Your instructions: Could the entries below be retyped exactly and in full?

Data entries:
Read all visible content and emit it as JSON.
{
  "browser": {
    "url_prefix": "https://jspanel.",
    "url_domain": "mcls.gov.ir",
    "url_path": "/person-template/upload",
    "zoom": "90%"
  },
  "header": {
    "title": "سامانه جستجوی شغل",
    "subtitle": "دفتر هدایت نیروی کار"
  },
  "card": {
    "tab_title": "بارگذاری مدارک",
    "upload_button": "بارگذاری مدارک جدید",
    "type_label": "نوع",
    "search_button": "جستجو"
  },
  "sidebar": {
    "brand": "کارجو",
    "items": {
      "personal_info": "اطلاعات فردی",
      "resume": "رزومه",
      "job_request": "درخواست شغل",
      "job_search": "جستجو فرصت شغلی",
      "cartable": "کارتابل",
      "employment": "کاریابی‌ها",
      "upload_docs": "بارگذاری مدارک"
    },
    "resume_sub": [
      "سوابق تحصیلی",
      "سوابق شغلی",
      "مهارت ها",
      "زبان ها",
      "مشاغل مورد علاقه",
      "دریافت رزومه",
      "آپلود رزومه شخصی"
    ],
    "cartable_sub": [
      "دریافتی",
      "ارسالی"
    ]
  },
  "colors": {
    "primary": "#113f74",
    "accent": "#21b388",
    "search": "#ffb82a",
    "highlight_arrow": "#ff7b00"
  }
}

Finished exercise:
Read all visible content and emit it as JSON.
{
  "browser": {
    "url_prefix": "https://jspanel.",
    "url_domain": "mcls.gov.ir",
    "url_path": "/person-template/upload",
    "zoom": "90%"
  },
  "header": {
    "title": "سامانه جستجوی شغل",
    "subtitle": "دفتر هدایت نیروی کار"
  },
  "card": {
    "tab_title": "بارگذاری مدارک",
    "upload_button": "بارگذاری مدارک جدید",
    "type_label": "نوع",
    "search_button": "جستجو"
  },
  "sidebar": {
    "brand": "کارجو",
    "items": {
      "personal_info": "اطلاعات فردی",
      "resume": "رزومه",
      "job_request": "درخواست شغل",
      "job_search": "جستجو فرصت شغلی",
      "cartable": "کارتابل",
      "employment": "کاریابی‌ها",
      "upload_docs": "بارگذاری مدارک"
    },
    "resume_sub": [
      "سوابق تحصیلی",
      "سوابق شغلی",
      "مهارت ها",
      "زبان ها",
      "مشاغل مورد علاقه",
      "دریافت رزومه",
      "آپلود رزومه شخصی"
    ],
    "cartable_sub": [
      "دریافتی",
      "ارسالی"
    ]
  },
  "colors": {
    "primary": "#113f74",
    "accent": "#21b388",
    "search": "#ffb82a",
    "highlight_arrow": "#ff7b00"
  }
}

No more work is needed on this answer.